■ **REQUIRED WORK**:
Restate the material verbatim, every line included.

■ **ENTRIES PROVIDED**:

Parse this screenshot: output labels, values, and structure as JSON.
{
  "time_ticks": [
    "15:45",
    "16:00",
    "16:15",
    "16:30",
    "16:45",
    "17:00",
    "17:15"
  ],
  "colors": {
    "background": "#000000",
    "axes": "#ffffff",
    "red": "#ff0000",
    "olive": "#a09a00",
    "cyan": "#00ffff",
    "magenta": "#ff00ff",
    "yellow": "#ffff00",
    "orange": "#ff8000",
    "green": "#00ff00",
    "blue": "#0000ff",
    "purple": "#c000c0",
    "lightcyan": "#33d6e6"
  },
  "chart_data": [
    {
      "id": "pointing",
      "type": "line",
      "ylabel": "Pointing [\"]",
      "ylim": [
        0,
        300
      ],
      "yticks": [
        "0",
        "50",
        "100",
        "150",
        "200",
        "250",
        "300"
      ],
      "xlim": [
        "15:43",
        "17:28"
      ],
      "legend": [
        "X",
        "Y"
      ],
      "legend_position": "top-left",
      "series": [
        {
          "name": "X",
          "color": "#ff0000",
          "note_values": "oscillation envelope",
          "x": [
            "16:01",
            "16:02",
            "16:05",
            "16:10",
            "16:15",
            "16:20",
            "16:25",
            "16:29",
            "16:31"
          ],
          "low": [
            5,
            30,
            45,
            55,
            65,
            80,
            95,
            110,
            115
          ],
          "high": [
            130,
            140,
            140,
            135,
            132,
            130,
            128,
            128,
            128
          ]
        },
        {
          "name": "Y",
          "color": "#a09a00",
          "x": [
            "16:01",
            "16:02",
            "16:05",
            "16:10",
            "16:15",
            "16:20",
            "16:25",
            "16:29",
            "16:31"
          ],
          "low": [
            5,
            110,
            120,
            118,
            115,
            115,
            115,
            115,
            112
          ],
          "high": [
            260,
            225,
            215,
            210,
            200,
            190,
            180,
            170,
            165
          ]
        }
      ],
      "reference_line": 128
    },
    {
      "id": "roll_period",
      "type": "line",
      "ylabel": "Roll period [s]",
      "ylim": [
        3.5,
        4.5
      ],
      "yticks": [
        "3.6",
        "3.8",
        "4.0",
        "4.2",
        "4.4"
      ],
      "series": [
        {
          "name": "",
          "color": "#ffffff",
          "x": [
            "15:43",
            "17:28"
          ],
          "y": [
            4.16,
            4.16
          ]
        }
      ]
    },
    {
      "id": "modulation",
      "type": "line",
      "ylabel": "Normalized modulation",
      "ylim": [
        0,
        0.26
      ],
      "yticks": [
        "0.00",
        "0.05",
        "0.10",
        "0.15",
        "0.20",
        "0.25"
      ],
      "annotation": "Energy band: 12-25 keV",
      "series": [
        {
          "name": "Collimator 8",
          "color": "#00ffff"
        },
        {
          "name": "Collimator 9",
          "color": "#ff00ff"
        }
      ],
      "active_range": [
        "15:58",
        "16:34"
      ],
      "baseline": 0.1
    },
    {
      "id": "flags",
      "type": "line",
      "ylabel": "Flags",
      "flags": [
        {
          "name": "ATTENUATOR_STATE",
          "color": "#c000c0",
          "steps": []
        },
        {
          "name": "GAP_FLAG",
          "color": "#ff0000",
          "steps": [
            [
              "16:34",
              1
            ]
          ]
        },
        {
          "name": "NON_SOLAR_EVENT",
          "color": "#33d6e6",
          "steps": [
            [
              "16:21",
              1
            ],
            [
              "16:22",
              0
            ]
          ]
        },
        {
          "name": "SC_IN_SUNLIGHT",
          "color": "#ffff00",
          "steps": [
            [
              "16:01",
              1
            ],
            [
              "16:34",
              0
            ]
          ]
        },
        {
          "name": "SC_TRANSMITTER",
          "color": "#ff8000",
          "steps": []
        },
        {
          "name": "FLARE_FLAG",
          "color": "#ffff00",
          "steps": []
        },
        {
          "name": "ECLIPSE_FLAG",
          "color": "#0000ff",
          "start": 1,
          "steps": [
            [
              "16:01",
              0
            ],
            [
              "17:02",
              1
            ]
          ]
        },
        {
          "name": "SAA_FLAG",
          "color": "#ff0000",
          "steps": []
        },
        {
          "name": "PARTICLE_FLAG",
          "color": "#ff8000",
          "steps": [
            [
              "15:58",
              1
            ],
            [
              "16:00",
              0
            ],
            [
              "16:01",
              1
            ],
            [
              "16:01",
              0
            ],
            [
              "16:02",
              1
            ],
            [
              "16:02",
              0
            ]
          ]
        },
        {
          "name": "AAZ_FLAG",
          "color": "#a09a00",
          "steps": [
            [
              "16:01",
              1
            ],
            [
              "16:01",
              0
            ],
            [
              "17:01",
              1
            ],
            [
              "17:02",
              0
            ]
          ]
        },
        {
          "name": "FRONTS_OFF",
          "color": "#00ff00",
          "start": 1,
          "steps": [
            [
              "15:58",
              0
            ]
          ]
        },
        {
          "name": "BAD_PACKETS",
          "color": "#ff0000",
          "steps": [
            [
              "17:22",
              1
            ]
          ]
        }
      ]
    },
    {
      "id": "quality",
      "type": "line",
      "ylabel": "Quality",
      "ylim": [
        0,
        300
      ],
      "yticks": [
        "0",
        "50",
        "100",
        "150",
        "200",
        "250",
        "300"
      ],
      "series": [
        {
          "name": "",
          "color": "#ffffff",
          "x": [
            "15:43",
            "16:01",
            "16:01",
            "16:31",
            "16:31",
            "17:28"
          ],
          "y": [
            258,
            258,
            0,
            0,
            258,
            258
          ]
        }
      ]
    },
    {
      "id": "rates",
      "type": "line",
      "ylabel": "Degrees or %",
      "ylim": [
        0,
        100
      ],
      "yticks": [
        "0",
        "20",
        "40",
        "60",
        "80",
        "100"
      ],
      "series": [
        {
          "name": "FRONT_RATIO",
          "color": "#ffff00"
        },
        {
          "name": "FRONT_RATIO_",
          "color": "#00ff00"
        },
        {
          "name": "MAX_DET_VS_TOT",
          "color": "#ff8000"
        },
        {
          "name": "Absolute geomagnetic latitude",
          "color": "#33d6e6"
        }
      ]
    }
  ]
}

■ **RESULT OF THIS EXERCISE**:
Parse this screenshot: output labels, values, and structure as JSON.
{
  "time_ticks": [
    "15:45",
    "16:00",
    "16:15",
    "16:30",
    "16:45",
    "17:00",
    "17:15"
  ],
  "colors": {
    "background": "#000000",
    "axes": "#ffffff",
    "red": "#ff0000",
    "olive": "#a09a00",
    "cyan": "#00ffff",
    "magenta": "#ff00ff",
    "yellow": "#ffff00",
    "orange": "#ff8000",
    "green": "#00ff00",
    "blue": "#0000ff",
    "purple": "#c000c0",
    "lightcyan": "#33d6e6"
  },
  "chart_data": [
    {
      "id": "pointing",
      "type": "line",
      "ylabel": "Pointing [\"]",
      "ylim": [
        0,
        300
      ],
      "yticks": [
        "0",
        "50",
        "100",
        "150",
        "200",
        "250",
        "300"
      ],
      "xlim": [
        "15:43",
        "17:28"
      ],
      "legend": [
        "X",
        "Y"
      ],
      "legend_position": "top-left",
      "series": [
        {
          "name": "X",
          "color": "#ff0000",
          "note_values": "oscillation envelope",
          "x": [
            "16:01",
            "16:02",
            "16:05",
            "16:10",
            "16:15",
            "16:20",
            "16:25",
            "16:29",
            "16:31"
          ],
          "low": [
            5,
            30,
            45,
            55,
            65,
            80,
            95,
            110,
            115
          ],
          "high": [
            130,
            140,
            140,
            135,
            132,
            130,
            128,
            128,
            128
          ]
        },
        {
          "name": "Y",
          "color": "#a09a00",
          "x": [
            "16:01",
            "16:02",
            "16:05",
            "16:10",
            "16:15",
            "16:20",
            "16:25",
            "16:29",
            "16:31"
          ],
          "low": [
            5,
            110,
            120,
            118,
            115,
            115,
            115,
            115,
            112
          ],
          "high": [
            260,
            225,
            215,
            210,
            200,
            190,
            180,
            170,
            165
          ]
        }
      ],
      "reference_line": 128
    },
    {
      "id": "roll_period",
      "type": "line",
      "ylabel": "Roll period [s]",
      "ylim": [
        3.5,
        4.5
      ],
      "yticks": [
        "3.6",
        "3.8",
        "4.0",
        "4.2",
        "4.4"
      ],
      "series": [
        {
          "name": "",
          "color": "#ffffff",
          "x": [
            "15:43",
            "17:28"
          ],
          "y": [
            4.16,
            4.16
          ]
        }
      ]
    },
    {
      "id": "modulation",
      "type": "line",
      "ylabel": "Normalized modulation",
      "ylim": [
        0,
        0.26
      ],
      "yticks": [
        "0.00",
        "0.05",
        "0.10",
        "0.15",
        "0.20",
        "0.25"
      ],
      "annotation": "Energy band: 12-25 keV",
      "series": [
        {
          "name": "Collimator 8",
          "color": "#00ffff"
        },
        {
          "name": "Collimator 9",
          "color": "#ff00ff"
        }
      ],
      "active_range": [
        "15:58",
        "16:34"
      ],
      "baseline": 0.1
    },
    {
      "id": "flags",
      "type": "line",
      "ylabel": "Flags",
      "flags": [
        {
          "name": "ATTENUATOR_STATE",
          "color": "#c000c0",
          "steps": []
        },
        {
          "name": "GAP_FLAG",
          "color": "#ff0000",
          "steps": [
            [
              "16:34",
              1
            ]
          ]
        },
        {
          "name": "NON_SOLAR_EVENT",
          "color": "#33d6e6",
          "steps": [
            [
              "16:21",
              1
            ],
            [
              "16:22",
              0
            ]
          ]
        },
        {
          "name": "SC_IN_SUNLIGHT",
          "color": "#ffff00",
          "steps": [
            [
              "16:01",
              1
            ],
            [
              "16:34",
              0
            ]
          ]
        },
        {
          "name": "SC_TRANSMITTER",
          "color": "#ff8000",
          "steps": []
        },
        {
          "name": "FLARE_FLAG",
          "color": "#ffff00",
          "steps": []
        },
        {
          "name": "ECLIPSE_FLAG",
          "color": "#0000ff",
          "start": 1,
          "steps": [
            [
              "16:01",
              0
            ],
            [
              "17:02",
              1
            ]
          ]
        },
        {
          "name": "SAA_FLAG",
          "color": "#ff0000",
          "steps": []
        },
        {
          "name": "PARTICLE_FLAG",
          "color": "#ff8000",
          "steps": [
            [
              "15:58",
              1
            ],
            [
              "16:00",
              0
            ],
            [
              "16:01",
              1
            ],
            [
              "16:01",
              0
            ],
            [
              "16:02",
              1
            ],
            [
              "16:02",
              0
            ]
          ]
        },
        {
          "name": "AAZ_FLAG",
          "color": "#a09a00",
          "steps": [
            [
              "16:01",
              1
            ],
            [
              "16:01",
              0
            ],
            [
              "17:01",
              1
            ],
            [
              "17:02",
              0
            ]
          ]
        },
        {
          "name": "FRONTS_OFF",
          "color": "#00ff00",
          "start": 1,
          "steps": [
            [
              "15:58",
              0
            ]
          ]
        },
        {
          "name": "BAD_PACKETS",
          "color": "#ff0000",
          "steps": [
            [
              "17:22",
              1
            ]
          ]
        }
      ]
    },
    {
      "id": "quality",
      "type": "line",
      "ylabel": "Quality",
      "ylim": [
        0,
        300
      ],
      "yticks": [
        "0",
        "50",
        "100",
        "150",
        "200",
        "250",
        "300"
      ],
      "series": [
        {
          "name": "",
          "color": "#ffffff",
          "x": [
            "15:43",
            "16:01",
            "16:01",
            "16:31",
            "16:31",
            "17:28"
          ],
          "y": [
            258,
            258,
            0,
            0,
            258,
            258
          ]
        }
      ]
    },
    {
      "id": "rates",
      "type": "line",
      "ylabel": "Degrees or %",
      "ylim": [
        0,
        100
      ],
      "yticks": [
        "0",
        "20",
        "40",
        "60",
        "80",
        "100"
      ],
      "series": [
        {
          "name": "FRONT_RATIO",
          "color": "#ffff00"
        },
        {
          "name": "FRONT_RATIO_",
          "color": "#00ff00"
        },
        {
          "name": "MAX_DET_VS_TOT",
          "color": "#ff8000"
        },
        {
          "name": "Absolute geomagnetic latitude",
          "color": "#33d6e6"
        }
      ]
    }
  ]
}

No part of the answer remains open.